Our inspiration for these posts is this book by Usborne Books:
The mojority of the activities in the book can be done with things mosts of us keep around the house.
Will ice float in water?
This is a great follow-up to last week’s sink and float experiment. When a Sweet Pea reasons it out, it would seem that something heavy like ice should sink…surprise!! It floats!
One interesting correlation to explain is perfectly demonstrated in the winter. If ice was heavier as a solid, bodies of water would freeze from the bottom up, effectively freezing out all life every winter. By floating, it creates a layer of insulation for the life below, that continues to swim freely throughout the winter months.
Taking Up Space
Fill a container with water and put on the lid. Place it in the freezer and see what happens! This experiment helps to illustrate the idea in experiment above.
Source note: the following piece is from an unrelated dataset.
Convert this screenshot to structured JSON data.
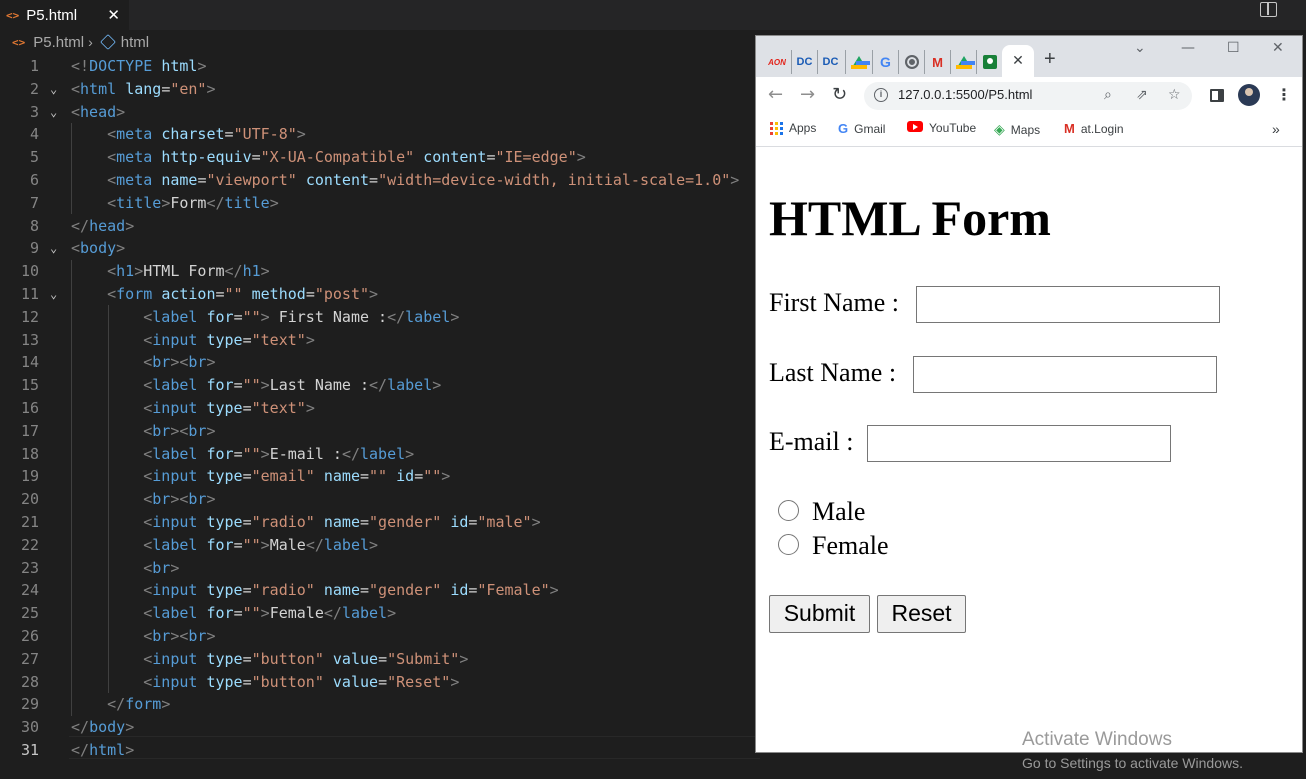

Freezing water takes up more space because the molecules spread out, hence making it light enough to float in water.
As you can see in our experiment, it did not pop up the lid as much as we had hoped, it did however bump out the bottom of our container and created a very visible difference the Sweet Peas noticed right away.
Prepare three containers: one with warm water, one with cool water, and one empty container. Have your Sweet Peas guess what will happen to the ice they put into each container.
Careful with this one that the warm water isn’t too hot if they splash it onto the counter or on themselves.
Melting Without Heating – Salt
Sprinkle and ice cube with salt…compare it with a plain ice cube. When the salt mixes with the ice, it lowers the freezing temperature. This salty ice will melt because it now requires a colder temperature to make it freeze.
Melting Without Heating – Pressure
Press a spoon into the ice. You will see the ice melt underneath the area of pressure…if you look closely in the picture you can see the spoon-shaped divot in the ice because ice always melts when it is pressed.
Ask your sweet peas how this would affect their ability to walk on ice. If they said it would be slippery, then they are correct! When we walk on ice, a thin layer of water forms between our shoe or boot and the patch of ice. This layer of water makes it hard for the soles of our shoe to grip the ground, so in effect Mother Nature is creating her own slip and slide!
That is it for today’s installment of Kitchen Science. Enjoy trying these out with your Sweet Pea at home. Leave me a comment and let me know how it goes for you and your crew!